Human Genome News, January-March 1996; 7(5)
Web Site to be Main NCHGR Gateway
By Leslie Fink, NCHGR Office of Communications (firstname.lastname@example.org)
With this issue, NCHGR will say good-bye to our readers as copublisher of Human Genome News. We have enjoyed collaborating with our partners at DOE and the Human Genome Management Information System on this newsletter over these past several years. Feedback from HGN readers has indicated repeatedly that it fills a valuable niche in communicating information about human genome meetings, results, and resources to scientific readers. Our colleagues at DOE will continue to publish HGN as an important link to the working scientist. (See related article, entitled "HGN Expands Focus")
NCHGR will maintain information flow to the scientific community through the development of a state-of-the-art World Wide Web site, which we believe will provide researchers with a major gateway to research data, grant information, news, and policy information about the Human Genome Project and NCHGR programs. Cybernauts can already visit the NCHGR Web site (http://www.genome.gov/) to find results and accomplishments of the Human Genome Project. There you will find information about NCHGR programs and funding, as well as links to central databases and to each of the Genome Science and Technology Centers (GESTECs) around the country. GESTEC Web sites contain the latest data releases from work in their laboratories. NCHGR's Web site also contains information about laboratories in our Division of Intramural Research, which applies genome technologies to the study of human inherited diseases.
In addition, we will expand our outreach efforts toward educating health-care professionals about the impact of Human Genome Project technologies on the practice of medicine. This move will broaden Human Genome Project outreach programs specifically to include an audience critical to the successful translation of HGP technologies into opportunities for improved medical care. When the Human Genome Project began 5 years ago, it was immediately clear that the spin-offs of this enterprise would profoundly affect the way modern medicine is practiced.
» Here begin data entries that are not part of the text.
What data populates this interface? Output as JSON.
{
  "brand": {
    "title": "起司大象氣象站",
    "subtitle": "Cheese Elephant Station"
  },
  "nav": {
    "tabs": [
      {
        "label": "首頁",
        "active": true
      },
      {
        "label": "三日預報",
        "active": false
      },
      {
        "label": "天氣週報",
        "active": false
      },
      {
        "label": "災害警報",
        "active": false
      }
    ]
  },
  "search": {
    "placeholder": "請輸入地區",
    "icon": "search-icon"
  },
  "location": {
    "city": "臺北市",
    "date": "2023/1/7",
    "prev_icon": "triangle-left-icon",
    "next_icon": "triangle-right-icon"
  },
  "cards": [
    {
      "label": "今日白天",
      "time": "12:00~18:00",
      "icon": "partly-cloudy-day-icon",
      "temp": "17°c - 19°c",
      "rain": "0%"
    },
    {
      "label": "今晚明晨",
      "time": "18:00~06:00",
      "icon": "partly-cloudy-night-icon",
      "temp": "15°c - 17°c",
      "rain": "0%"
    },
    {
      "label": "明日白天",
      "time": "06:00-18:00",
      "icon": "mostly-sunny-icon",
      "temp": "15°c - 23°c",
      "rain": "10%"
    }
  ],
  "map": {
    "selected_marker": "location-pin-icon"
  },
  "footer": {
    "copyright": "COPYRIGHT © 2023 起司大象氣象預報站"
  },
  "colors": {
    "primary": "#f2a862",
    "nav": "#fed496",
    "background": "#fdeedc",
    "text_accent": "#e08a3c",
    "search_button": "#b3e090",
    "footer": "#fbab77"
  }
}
Yet, in spite of the project's certain impact on medical care, surveys of various professional communities over the years have shown that few providers feel they are adequately trained to responsibly handle the increasing demand for genetic services by consumers. To help fill this knowledge gap, NCHGR is forging new partnerships with key players in health care audiences that are critically important to the mission of our parent agency, the National Institutes of Health.
So, next time you are surfing the Net, please stop in. We are continuing to expand and polish our Web site, and hope to go on line with a new edition this spring. Cowabunga!
The electronic form of the newsletter may be cited in the following style:
Human Genome Program, U.S. Department of Energy, Human Genome News (v7n5).
The Human Genome Project (HGP) was an international 13-year effort, 1990 to 2003. Primary goals were to discover the complete set of human genes and make them accessible for further biological study, and determine the complete sequence of DNA bases in the human genome. See Timeline for more HGP history.